Every line of the following records that includes "placeholder" should be copied.
[[ Excerpted data, beginning ]]
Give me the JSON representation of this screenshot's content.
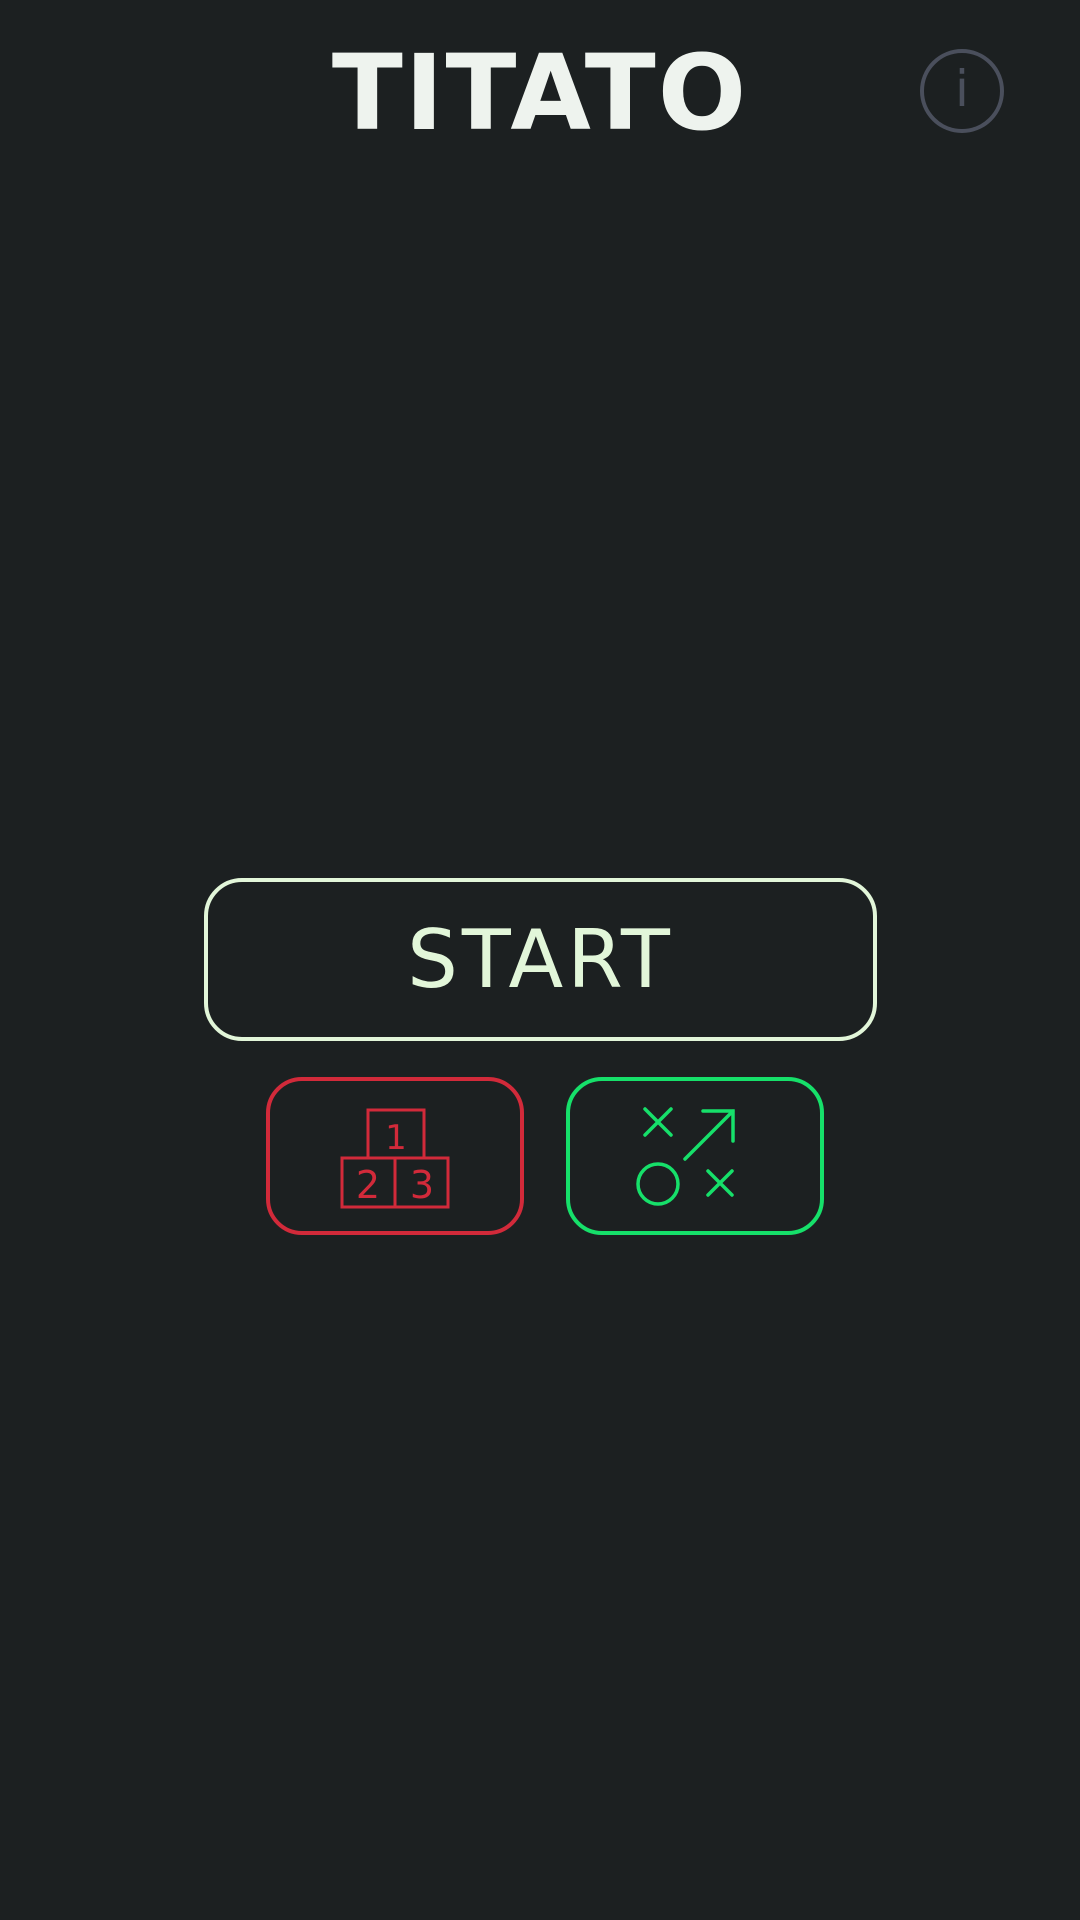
{
  "app": {
    "title": "TITATO"
  },
  "header": {
    "info_icon": "info-icon",
    "info_glyph": "i"
  },
  "main": {
    "start_label": "START",
    "leaderboard_icon": "podium-icon",
    "leaderboard_ranks": [
      "1",
      "2",
      "3"
    ],
    "strategy_icon": "tic-tac-toe-strategy-icon"
  },
  "colors": {
    "background": "#1c2021",
    "title": "#eef3ee",
    "info": "#4a4f5c",
    "start": "#e2f6d9",
    "leaderboard": "#d22a3a",
    "strategy": "#16e06a"
  }
}
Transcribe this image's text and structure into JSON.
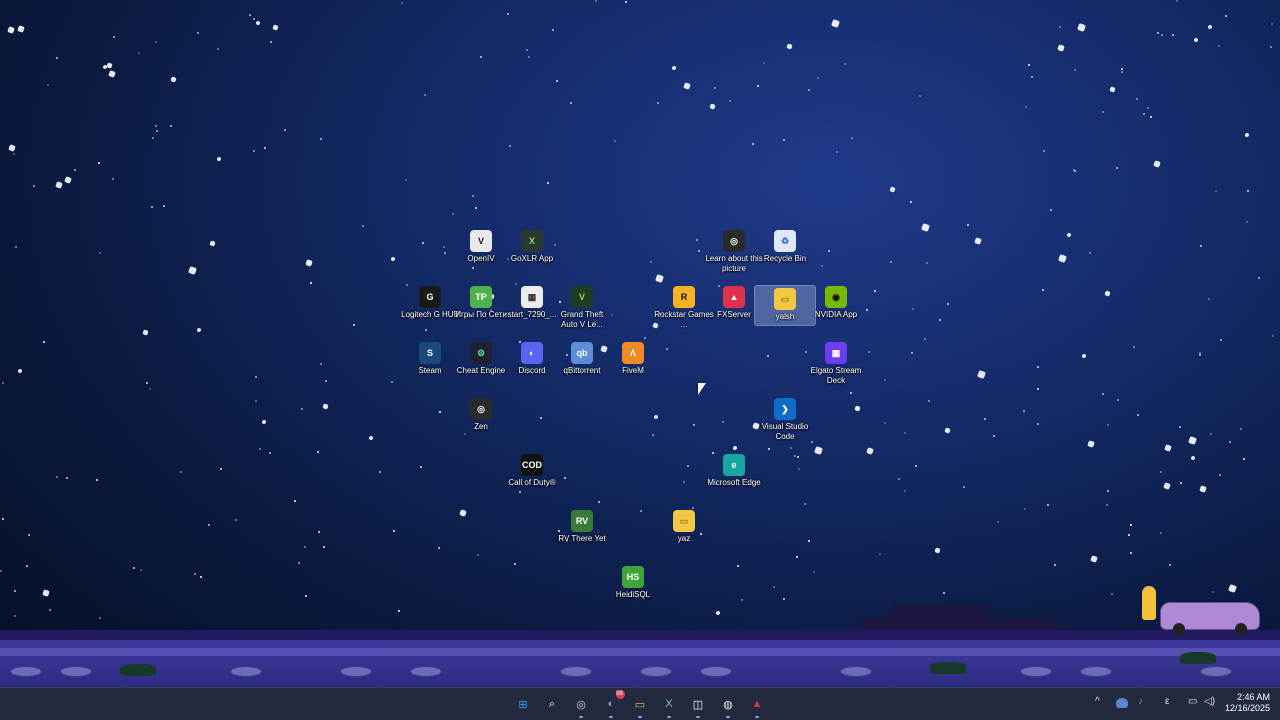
{
  "desktop": {
    "icons": [
      {
        "label": "OpenIV",
        "glyph": "V",
        "bg": "#e8e8e8",
        "fg": "#222",
        "shortcut": false
      },
      {
        "label": "GoXLR App",
        "glyph": "X",
        "bg": "#2b3a2f",
        "fg": "#8dd18d",
        "shortcut": false
      },
      {
        "label": "Learn about this picture",
        "glyph": "◎",
        "bg": "#2a2a2a",
        "fg": "#fff",
        "shortcut": false
      },
      {
        "label": "Recycle Bin",
        "glyph": "♻",
        "bg": "#dfe8f5",
        "fg": "#3b6fc9",
        "shortcut": false
      },
      {
        "label": "Logitech G HUB",
        "glyph": "G",
        "bg": "#1a1a1a",
        "fg": "#fff",
        "shortcut": true
      },
      {
        "label": "Игры По Сети",
        "glyph": "TP",
        "bg": "#4fb14b",
        "fg": "#fff",
        "shortcut": true
      },
      {
        "label": "start_7290_...",
        "glyph": "▦",
        "bg": "#ececec",
        "fg": "#333",
        "shortcut": true
      },
      {
        "label": "Grand Theft Auto V Le...",
        "glyph": "V",
        "bg": "#1f3d22",
        "fg": "#9bd36b",
        "shortcut": true
      },
      {
        "label": "Rockstar Games ...",
        "glyph": "R",
        "bg": "#f4b323",
        "fg": "#111",
        "shortcut": true
      },
      {
        "label": "FXServer",
        "glyph": "▲",
        "bg": "#e0314a",
        "fg": "#fff",
        "shortcut": true
      },
      {
        "label": "yalsh",
        "glyph": "▭",
        "bg": "#f2c744",
        "fg": "#a57a12",
        "shortcut": true
      },
      {
        "label": "NVIDIA App",
        "glyph": "◉",
        "bg": "#76b900",
        "fg": "#111",
        "shortcut": false
      },
      {
        "label": "Steam",
        "glyph": "S",
        "bg": "#1b4a7a",
        "fg": "#fff",
        "shortcut": true
      },
      {
        "label": "Cheat Engine",
        "glyph": "⚙",
        "bg": "#1d2333",
        "fg": "#6cd2a6",
        "shortcut": true
      },
      {
        "label": "Discord",
        "glyph": "◐",
        "bg": "#5865f2",
        "fg": "#fff",
        "shortcut": false
      },
      {
        "label": "qBittorrent",
        "glyph": "qb",
        "bg": "#5c8ed8",
        "fg": "#fff",
        "shortcut": true
      },
      {
        "label": "FiveM",
        "glyph": "Λ",
        "bg": "#f08a24",
        "fg": "#fff",
        "shortcut": true
      },
      {
        "label": "Elgato Stream Deck",
        "glyph": "▦",
        "bg": "#6d3bf2",
        "fg": "#fff",
        "shortcut": false
      },
      {
        "label": "Zen",
        "glyph": "◎",
        "bg": "#2a2a2a",
        "fg": "#fff",
        "shortcut": false
      },
      {
        "label": "Visual Studio Code",
        "glyph": "❯",
        "bg": "#0f6cc7",
        "fg": "#fff",
        "shortcut": false
      },
      {
        "label": "Call of Duty®",
        "glyph": "COD",
        "bg": "#111",
        "fg": "#fff",
        "shortcut": false
      },
      {
        "label": "Microsoft Edge",
        "glyph": "e",
        "bg": "#1aa6a0",
        "fg": "#fff",
        "shortcut": true
      },
      {
        "label": "RV There Yet",
        "glyph": "RV",
        "bg": "#3b7a3a",
        "fg": "#fff",
        "shortcut": true
      },
      {
        "label": "yaz",
        "glyph": "▭",
        "bg": "#f2c744",
        "fg": "#a57a12",
        "shortcut": false
      },
      {
        "label": "HeidiSQL",
        "glyph": "HS",
        "bg": "#3ea53a",
        "fg": "#fff",
        "shortcut": true
      }
    ]
  },
  "taskbar": {
    "apps": [
      {
        "name": "start-button",
        "glyph": "⊞",
        "color": "#3aa0ff"
      },
      {
        "name": "search-icon",
        "glyph": "⌕",
        "color": "#ffffff"
      },
      {
        "name": "zen-taskbar-icon",
        "glyph": "◎",
        "color": "#cfd6e6"
      },
      {
        "name": "discord-taskbar-icon",
        "glyph": "◐",
        "color": "#8a93ff",
        "badge": "99"
      },
      {
        "name": "file-explorer-icon",
        "glyph": "▭",
        "color": "#f2c744"
      },
      {
        "name": "goxlr-taskbar-icon",
        "glyph": "X",
        "color": "#6fc8a0"
      },
      {
        "name": "store-icon",
        "glyph": "◫",
        "color": "#ffffff"
      },
      {
        "name": "obs-taskbar-icon",
        "glyph": "◍",
        "color": "#e8e8e8"
      },
      {
        "name": "fxserver-taskbar-icon",
        "glyph": "▲",
        "color": "#e0314a"
      }
    ],
    "tray": {
      "chevron": "^",
      "language": "ε",
      "time": "2:46 AM",
      "date": "12/16/2025"
    }
  }
}
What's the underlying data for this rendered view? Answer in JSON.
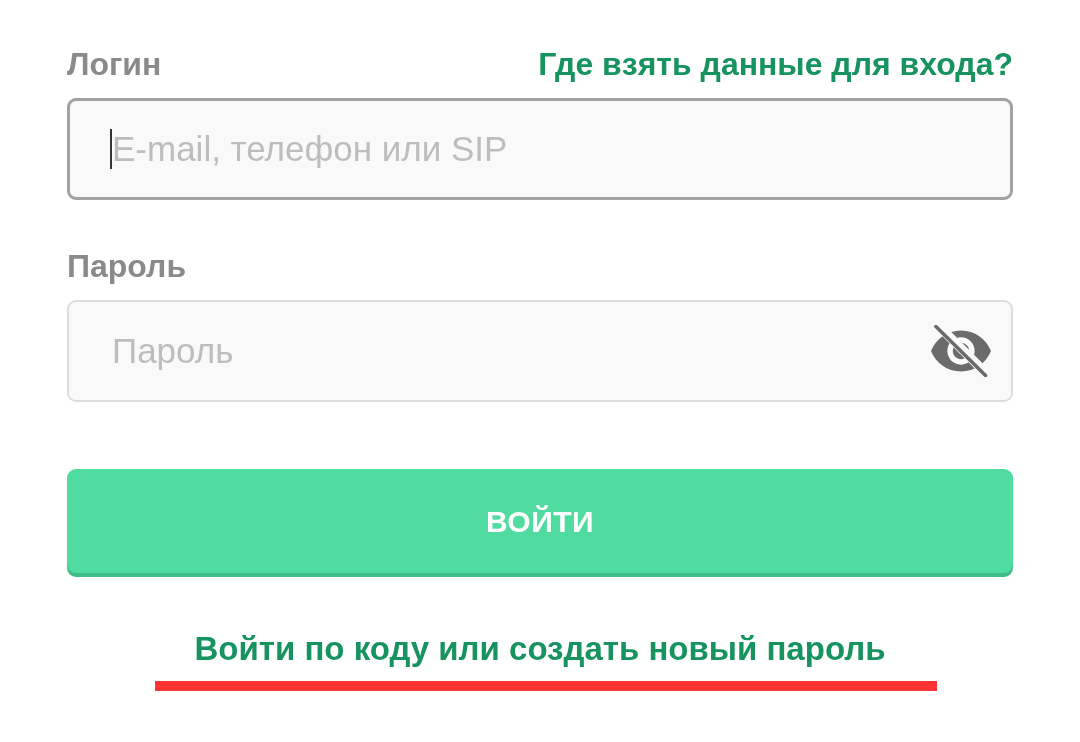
{
  "login": {
    "label": "Логин",
    "help_link": "Где взять данные для входа?",
    "placeholder": "E-mail, телефон или SIP",
    "focused": true
  },
  "password": {
    "label": "Пароль",
    "placeholder": "Пароль",
    "focused": false,
    "password_shown": false
  },
  "submit_button": "ВОЙТИ",
  "code_login_link": {
    "text": "Войти по коду или создать новый пароль",
    "marked": true
  }
}
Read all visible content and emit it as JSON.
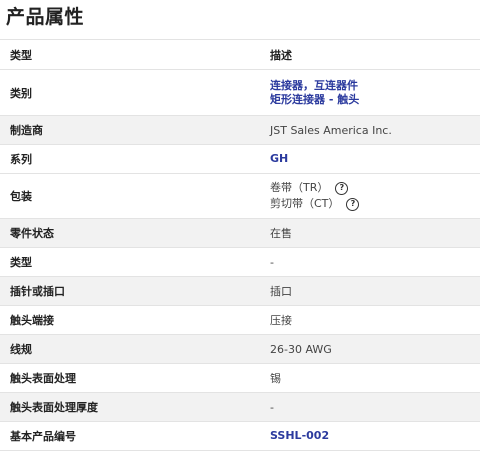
{
  "page_title": "产品属性",
  "header": {
    "type": "类型",
    "desc": "描述"
  },
  "rows": {
    "category": {
      "label": "类别",
      "links": [
        "连接器，互连器件",
        "矩形连接器 - 触头"
      ]
    },
    "mfr": {
      "label": "制造商",
      "value": "JST Sales America Inc."
    },
    "series": {
      "label": "系列",
      "link": "GH"
    },
    "packaging": {
      "label": "包装",
      "options": [
        "卷带（TR）",
        "剪切带（CT）"
      ]
    },
    "status": {
      "label": "零件状态",
      "value": "在售"
    },
    "type": {
      "label": "类型",
      "value": "-"
    },
    "pin_socket": {
      "label": "插针或插口",
      "value": "插口"
    },
    "termination": {
      "label": "触头端接",
      "value": "压接"
    },
    "gauge": {
      "label": "线规",
      "value": "26-30 AWG"
    },
    "finish": {
      "label": "触头表面处理",
      "value": "锡"
    },
    "finish_thickness": {
      "label": "触头表面处理厚度",
      "value": "-"
    },
    "base_part": {
      "label": "基本产品编号",
      "link": "SSHL-002"
    }
  },
  "icons": {
    "help": "help-circle-icon"
  }
}
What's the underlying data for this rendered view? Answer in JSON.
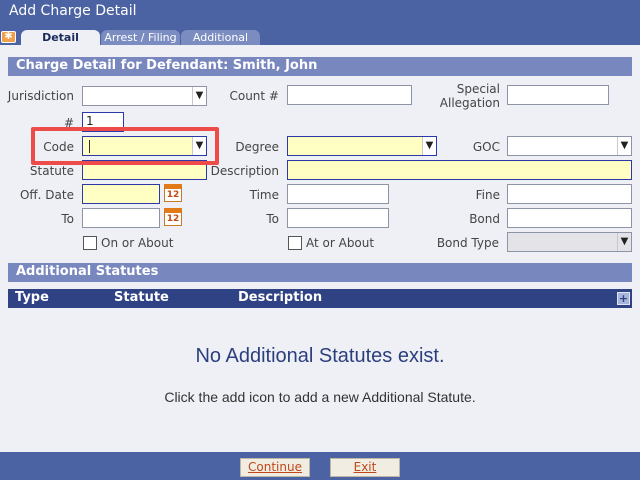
{
  "window": {
    "title": "Add Charge Detail"
  },
  "tabs": [
    {
      "label": "Detail",
      "active": true
    },
    {
      "label": "Arrest / Filing",
      "active": false
    },
    {
      "label": "Additional",
      "active": false
    }
  ],
  "charge_detail": {
    "header": "Charge Detail for Defendant: Smith, John",
    "labels": {
      "jurisdiction": "Jurisdiction",
      "count": "Count #",
      "special_allegation": "Special Allegation",
      "number": "#",
      "code": "Code",
      "degree": "Degree",
      "goc": "GOC",
      "statute": "Statute",
      "description": "Description",
      "off_date": "Off. Date",
      "time": "Time",
      "fine": "Fine",
      "to": "To",
      "to_time": "To",
      "bond": "Bond",
      "on_or_about": "On or About",
      "at_or_about": "At or About",
      "bond_type": "Bond Type"
    },
    "values": {
      "number": "1"
    },
    "calendar_icon_text": "12",
    "select_arrow": "▼"
  },
  "additional_statutes": {
    "header": "Additional Statutes",
    "columns": [
      "Type",
      "Statute",
      "Description"
    ],
    "add_icon_glyph": "+",
    "empty_title": "No Additional Statutes exist.",
    "empty_message": "Click the add icon to add a new Additional Statute."
  },
  "footer": {
    "continue_label": "Continue",
    "exit_label": "Exit"
  },
  "colors": {
    "header_bg": "#4c63a3",
    "section_bg": "#7987bf",
    "table_header_bg": "#2f4284",
    "required_field": "#ffffc4",
    "highlight": "#ee4b4b"
  }
}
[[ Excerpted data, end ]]
▶ **The answer**:
    "placeholder": "E-mail, телефон или SIP",
    "placeholder": "Пароль",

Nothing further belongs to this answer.